**ACTIVITY:** Every line below containing the word "desc" should be found and copied.
==== RECORDS SUPPLIED ====
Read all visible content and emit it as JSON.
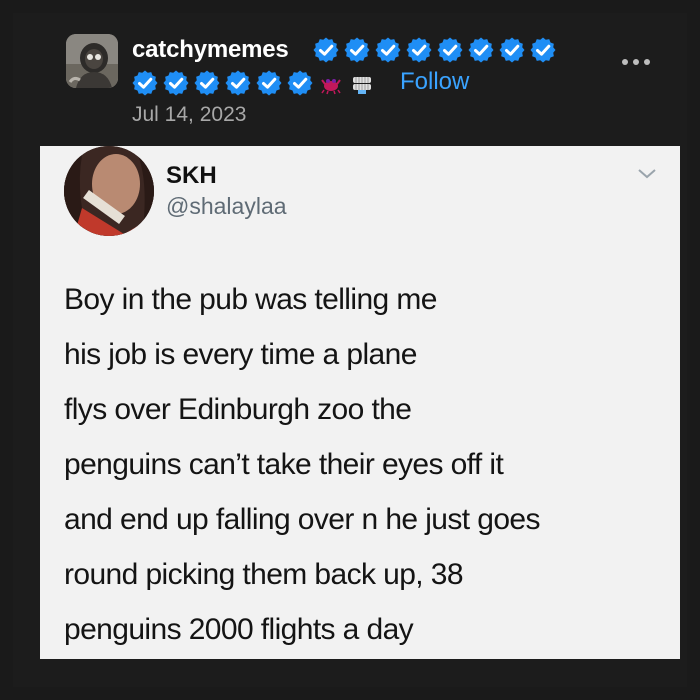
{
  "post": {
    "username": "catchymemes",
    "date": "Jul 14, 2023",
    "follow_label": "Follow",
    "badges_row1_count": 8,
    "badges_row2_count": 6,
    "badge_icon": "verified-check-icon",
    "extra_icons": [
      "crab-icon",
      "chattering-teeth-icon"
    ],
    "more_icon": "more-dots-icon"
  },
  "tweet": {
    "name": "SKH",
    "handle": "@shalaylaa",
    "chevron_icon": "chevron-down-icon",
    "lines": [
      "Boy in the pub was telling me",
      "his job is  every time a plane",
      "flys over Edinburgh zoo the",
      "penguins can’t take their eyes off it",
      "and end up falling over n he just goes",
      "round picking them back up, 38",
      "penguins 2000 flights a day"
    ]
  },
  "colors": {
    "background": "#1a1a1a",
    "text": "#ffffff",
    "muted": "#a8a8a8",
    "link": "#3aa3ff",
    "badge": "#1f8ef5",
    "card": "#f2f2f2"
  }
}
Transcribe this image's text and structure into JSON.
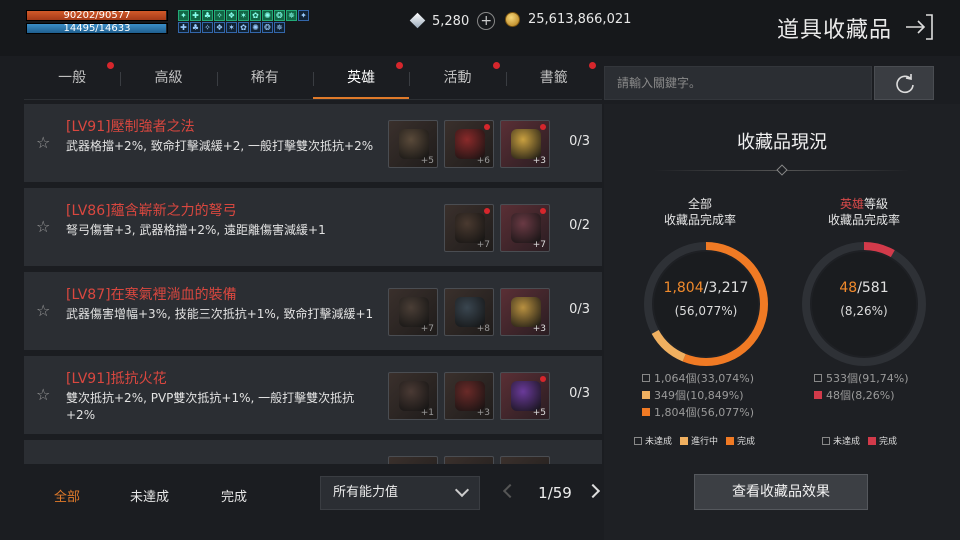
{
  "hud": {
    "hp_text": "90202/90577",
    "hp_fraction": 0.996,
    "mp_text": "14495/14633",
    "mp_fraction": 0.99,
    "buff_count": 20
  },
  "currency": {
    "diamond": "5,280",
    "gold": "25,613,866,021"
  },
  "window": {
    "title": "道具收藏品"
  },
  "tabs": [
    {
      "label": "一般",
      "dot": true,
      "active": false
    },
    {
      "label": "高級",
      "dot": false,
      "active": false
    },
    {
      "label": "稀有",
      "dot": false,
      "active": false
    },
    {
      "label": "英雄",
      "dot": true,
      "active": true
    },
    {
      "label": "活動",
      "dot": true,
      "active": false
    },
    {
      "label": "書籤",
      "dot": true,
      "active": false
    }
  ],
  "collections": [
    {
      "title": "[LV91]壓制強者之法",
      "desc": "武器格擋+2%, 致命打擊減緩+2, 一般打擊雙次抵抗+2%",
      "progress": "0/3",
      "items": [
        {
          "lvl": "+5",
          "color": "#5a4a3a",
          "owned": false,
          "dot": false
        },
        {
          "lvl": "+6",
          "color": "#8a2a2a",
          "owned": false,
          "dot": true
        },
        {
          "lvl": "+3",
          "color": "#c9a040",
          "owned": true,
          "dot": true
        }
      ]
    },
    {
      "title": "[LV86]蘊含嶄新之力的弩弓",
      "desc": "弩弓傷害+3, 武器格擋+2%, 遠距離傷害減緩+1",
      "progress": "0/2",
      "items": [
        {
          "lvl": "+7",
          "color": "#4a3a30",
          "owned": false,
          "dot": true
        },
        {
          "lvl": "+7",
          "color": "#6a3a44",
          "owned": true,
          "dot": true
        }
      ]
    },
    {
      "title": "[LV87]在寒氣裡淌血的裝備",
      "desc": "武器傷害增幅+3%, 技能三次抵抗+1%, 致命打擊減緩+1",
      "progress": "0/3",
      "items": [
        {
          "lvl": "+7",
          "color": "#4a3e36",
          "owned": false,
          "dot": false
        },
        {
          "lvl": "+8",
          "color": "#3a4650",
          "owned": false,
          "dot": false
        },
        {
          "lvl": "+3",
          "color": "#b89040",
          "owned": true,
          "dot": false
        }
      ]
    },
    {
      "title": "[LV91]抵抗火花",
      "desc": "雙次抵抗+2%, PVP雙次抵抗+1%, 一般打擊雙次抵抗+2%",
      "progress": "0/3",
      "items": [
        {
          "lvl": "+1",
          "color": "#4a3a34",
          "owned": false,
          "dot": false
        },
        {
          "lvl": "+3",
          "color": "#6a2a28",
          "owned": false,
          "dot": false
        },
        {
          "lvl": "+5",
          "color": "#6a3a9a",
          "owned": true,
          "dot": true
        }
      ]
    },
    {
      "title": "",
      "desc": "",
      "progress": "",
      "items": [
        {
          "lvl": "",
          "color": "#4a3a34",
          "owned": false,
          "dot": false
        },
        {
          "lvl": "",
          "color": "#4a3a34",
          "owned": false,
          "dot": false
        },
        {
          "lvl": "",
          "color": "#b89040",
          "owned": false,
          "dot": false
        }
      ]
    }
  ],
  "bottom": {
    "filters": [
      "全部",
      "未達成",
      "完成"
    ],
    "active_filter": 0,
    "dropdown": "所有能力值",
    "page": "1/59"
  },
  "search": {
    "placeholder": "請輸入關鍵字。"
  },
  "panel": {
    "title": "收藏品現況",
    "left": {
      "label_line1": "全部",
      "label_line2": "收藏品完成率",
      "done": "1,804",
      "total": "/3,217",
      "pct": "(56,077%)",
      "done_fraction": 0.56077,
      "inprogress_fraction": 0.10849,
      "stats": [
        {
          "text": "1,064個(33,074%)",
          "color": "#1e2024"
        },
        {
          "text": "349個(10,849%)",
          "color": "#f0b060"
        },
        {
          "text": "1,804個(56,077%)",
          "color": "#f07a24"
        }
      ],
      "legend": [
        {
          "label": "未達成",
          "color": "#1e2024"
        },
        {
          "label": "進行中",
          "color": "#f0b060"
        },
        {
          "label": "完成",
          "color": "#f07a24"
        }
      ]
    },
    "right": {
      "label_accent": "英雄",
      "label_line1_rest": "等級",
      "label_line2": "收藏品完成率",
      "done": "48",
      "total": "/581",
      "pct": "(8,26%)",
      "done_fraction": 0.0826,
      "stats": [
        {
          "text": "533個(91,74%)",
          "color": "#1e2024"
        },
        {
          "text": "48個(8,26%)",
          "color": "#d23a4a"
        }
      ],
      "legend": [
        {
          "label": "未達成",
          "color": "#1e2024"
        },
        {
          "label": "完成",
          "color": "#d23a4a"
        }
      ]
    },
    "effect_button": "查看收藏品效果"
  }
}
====
**COMPLETED TASK:**
      "desc": "武器格擋+2%, 致命打擊減緩+2, 一般打擊雙次抵抗+2%",
      "desc": "弩弓傷害+3, 武器格擋+2%, 遠距離傷害減緩+1",
      "desc": "武器傷害增幅+3%, 技能三次抵抗+1%, 致命打擊減緩+1",
      "desc": "雙次抵抗+2%, PVP雙次抵抗+1%, 一般打擊雙次抵抗+2%",
      "desc": "",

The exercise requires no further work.